Police say they are investigating the cause of a duplex fire that left a girl dead in south Anchorage.The Alaska Dispatch News reports that Anchorage police detective Sgt. Slawomir Markiewicz says the Wednesday morning fire is “suspicious” and that police are investigating with the Anchorage Fire Department.Fire Department Senior Captain Tony Schwamm says a caller reported flames tearing through the brown, two-story structure around 2:40 in the morning.He says the flames were at least 15 feet high by the time firefighters arrived.They heard there was one person still in the building and found the child in a second-floor bedroom.Schwamm says two other residents were rushed to an Anchorage hospital shortly after his arrival. He does not know their condition.

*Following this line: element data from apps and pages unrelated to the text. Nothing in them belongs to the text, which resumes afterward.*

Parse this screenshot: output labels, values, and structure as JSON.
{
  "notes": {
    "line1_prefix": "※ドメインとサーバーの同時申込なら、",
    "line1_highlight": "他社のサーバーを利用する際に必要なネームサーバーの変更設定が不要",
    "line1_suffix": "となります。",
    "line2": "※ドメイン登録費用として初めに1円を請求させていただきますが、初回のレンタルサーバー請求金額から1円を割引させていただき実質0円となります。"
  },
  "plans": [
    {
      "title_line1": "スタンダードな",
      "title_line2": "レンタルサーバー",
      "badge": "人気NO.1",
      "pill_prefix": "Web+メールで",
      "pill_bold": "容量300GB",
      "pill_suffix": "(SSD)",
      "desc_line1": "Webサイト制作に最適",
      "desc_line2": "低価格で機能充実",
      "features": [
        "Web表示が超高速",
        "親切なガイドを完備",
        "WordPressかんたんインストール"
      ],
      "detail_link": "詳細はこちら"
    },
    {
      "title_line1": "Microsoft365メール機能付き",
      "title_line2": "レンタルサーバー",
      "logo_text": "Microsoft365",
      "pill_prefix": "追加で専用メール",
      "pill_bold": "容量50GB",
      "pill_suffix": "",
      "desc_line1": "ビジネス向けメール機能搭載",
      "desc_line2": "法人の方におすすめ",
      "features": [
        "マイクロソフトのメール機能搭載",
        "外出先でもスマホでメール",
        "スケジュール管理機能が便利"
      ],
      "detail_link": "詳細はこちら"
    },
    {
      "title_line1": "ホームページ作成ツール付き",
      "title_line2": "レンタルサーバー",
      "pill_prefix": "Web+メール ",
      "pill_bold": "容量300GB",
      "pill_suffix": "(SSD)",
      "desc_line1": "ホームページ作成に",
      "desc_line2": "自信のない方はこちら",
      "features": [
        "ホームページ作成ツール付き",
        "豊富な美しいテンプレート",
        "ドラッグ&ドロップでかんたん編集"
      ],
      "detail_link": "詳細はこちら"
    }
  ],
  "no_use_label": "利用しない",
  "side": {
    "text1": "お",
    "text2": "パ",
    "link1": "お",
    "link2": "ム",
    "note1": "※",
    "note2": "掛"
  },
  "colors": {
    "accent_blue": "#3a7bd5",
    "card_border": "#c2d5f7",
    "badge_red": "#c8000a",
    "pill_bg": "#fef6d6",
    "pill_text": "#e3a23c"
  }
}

The Juneau Empire on Channel Drive. (Photo by Heather Bryant/KTOO)The Juneau Empire and Capital City Weekly recently told five of its employees they were being laid off. Three people in the business office and two graphic designers are losing their jobs by the end of the year. Those duties will be done either in Anchorage or outsourced to another country.The Juneau Empire’s parent company is Georgia-based Morris Communications. In Alaska, the media company also owns the daily Kenai Peninsula paper Peninsula Clarion, The Alaska Journal of Commerce, Homer News andThe Alaska Star.“In the past, they’ve operated like islands,” said Juneau Empire publisher Rustan Burton. “We’re working to try and get them to work together a lot more and share more resources.”An example of that is the business office. Instead of having different business offices for different papers, they’ll all be consolidated in Anchorage.“This is one of those moves that’s going to help us become more efficient and we save some expense,” said Burton.Burton said another move is laying off graphic designers. Morris Communications is part owner of NIIT Technologies, which is headquartered in India. Besides telemarketing and IT, the company builds ads.“They have people on the ground here stateside, they have people in India and they have people in the Philippines. So basically it’s a 24-hour shop,” Burton said.The other Morris newspapers have already undergone consolidation and outsourcing, said Burton. It’s now possible at the Alaska papers after a software update. Burton said the papers have already made efforts to share more content and help each other out.“We’re in a climate where you got to do that more often. You got to find ways to be more efficient, especially with the way things are going with the state. We’re feeling the effects of that as well and people pulling back, businesses pulling back on advertising. We want to be sure that we’re ahead of that and ready to be able to weather that storm if it gets worse,” Burton said.The newspapers have already weathered significant ups and downs. In 2010, Morris Publishing Group, a division of Morris Communications, declared bankruptcy. Within a month, Morris Publishing came out of bankruptcy court with an agreement to keep the company together while writing off hundreds of millions of dollars in debt. By 2014, the company’s head said Morris Publishing was debt free.The Juneau Empire gave out five layoff notices earlier this month, but Burton said most of the employees will work through the end of the year. After the layoffs, Burton said the paper will have a staff of around 35. He said the Peninsula Clarion is losing two to three positions.As the papers find ways to become more efficient, Burton said more layoffs are a possibility.